September 30, 2011

An Unnecessary Roadblock

By Senator Lena C. Taylor

A few years ago, I had a very humbling experience with a constituent of mine. He walked into my office after being released from prison earlier that day. After he explained that he did not know where else to go, he sat down, looking rather beleaguered and frustrated. He explained that upon leaving the institution, correction officials gave him a bus ticket to Milwaukee and sent him on his way. There was no discussion about housing. There was no discussion about employment or how he would take care of himself.

This session, Representative Joel Kleefisch (R-Oconomowoc) and Senator Alberta Darling (R-River Hills) are introducing a bill that would allow employers to refuse to employ, to bar, or to terminate any individual who has been convicted of a felony. Currently, it is illegal to discriminate in employment based on a conviction record.

When I served as chairwoman of the Committee on Judiciary, Corrections, Insurance Campaign Finance Reform & Housing, there were attempts to pass similar bills; this version is far more extreme. To combat these efforts, I introduced a bill that prohibited the consideration of any conviction record for a job applicant before the interview. Although it did not pass, my rationale for opposing this new bill is the same as my rationale for introducing my bill back in 2009.

Reentry is not an easy process. After being released from institutions, people are met with multiple obstacles including discrimination from employers. There are programs and limited job opportunities for offenders, but the major portion of employment is closed to this segment of the population. Employment is not only a requirement for supervision, but also the single largest factor that helps an offender maintain successful reintegration. To be clear, I am not suggesting that employers be denied the opportunity to inquire about convictions; I am suggesting the employers be prohibited from inquiring about conviction or discriminating on the basis of conviction before applicants are scheduled for an interview.

Employment is one of the most important aspects of successful reentry, and our state has a vested interest in assisting former offenders in returning to the community in a manner that will help them succeed. Keeping offenders employed will keep recidivism rates low and save taxpayer money. Under the pretext of preventing dubious lawsuits against employers, Rep. Kleefisch and Sen. Darling will introduce legislation that will cost our state money and do nothing to improve public welfare and safety.

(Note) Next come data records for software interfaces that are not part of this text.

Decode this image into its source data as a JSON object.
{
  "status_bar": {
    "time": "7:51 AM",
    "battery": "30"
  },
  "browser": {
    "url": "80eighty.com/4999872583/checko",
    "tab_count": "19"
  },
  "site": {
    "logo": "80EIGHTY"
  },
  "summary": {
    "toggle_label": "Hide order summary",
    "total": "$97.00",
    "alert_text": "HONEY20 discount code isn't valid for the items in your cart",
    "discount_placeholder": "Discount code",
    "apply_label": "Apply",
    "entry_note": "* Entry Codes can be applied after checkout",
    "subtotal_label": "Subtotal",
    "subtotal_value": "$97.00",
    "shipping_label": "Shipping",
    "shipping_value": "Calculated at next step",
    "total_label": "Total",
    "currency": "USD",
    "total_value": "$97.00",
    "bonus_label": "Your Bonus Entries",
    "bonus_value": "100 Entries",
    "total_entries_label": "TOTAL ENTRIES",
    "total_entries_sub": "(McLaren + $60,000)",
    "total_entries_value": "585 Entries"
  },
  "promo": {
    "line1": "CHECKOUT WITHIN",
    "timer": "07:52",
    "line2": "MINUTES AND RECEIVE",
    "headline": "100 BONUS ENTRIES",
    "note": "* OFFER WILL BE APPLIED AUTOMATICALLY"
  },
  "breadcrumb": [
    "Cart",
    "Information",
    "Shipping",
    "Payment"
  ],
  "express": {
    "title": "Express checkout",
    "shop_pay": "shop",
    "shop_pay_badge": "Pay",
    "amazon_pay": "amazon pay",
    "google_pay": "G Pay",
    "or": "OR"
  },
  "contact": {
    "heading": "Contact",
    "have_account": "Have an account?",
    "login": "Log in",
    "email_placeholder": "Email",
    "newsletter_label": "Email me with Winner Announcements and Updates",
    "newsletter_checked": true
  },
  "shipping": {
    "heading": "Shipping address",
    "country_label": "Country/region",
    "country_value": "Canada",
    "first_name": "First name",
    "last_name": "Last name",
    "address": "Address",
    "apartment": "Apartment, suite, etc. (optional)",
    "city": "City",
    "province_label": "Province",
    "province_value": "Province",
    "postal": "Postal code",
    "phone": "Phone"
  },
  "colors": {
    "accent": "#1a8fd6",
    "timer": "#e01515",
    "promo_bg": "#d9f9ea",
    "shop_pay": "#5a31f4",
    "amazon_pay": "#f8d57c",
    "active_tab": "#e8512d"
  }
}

Just as I stopped these bills when they came before my committee, the GOP must do the same. Our current law gives reentering offenders the opportunity to explain their circumstances or to describe their efforts at rehabilitation. Without that opportunity, successful reentry is impossible.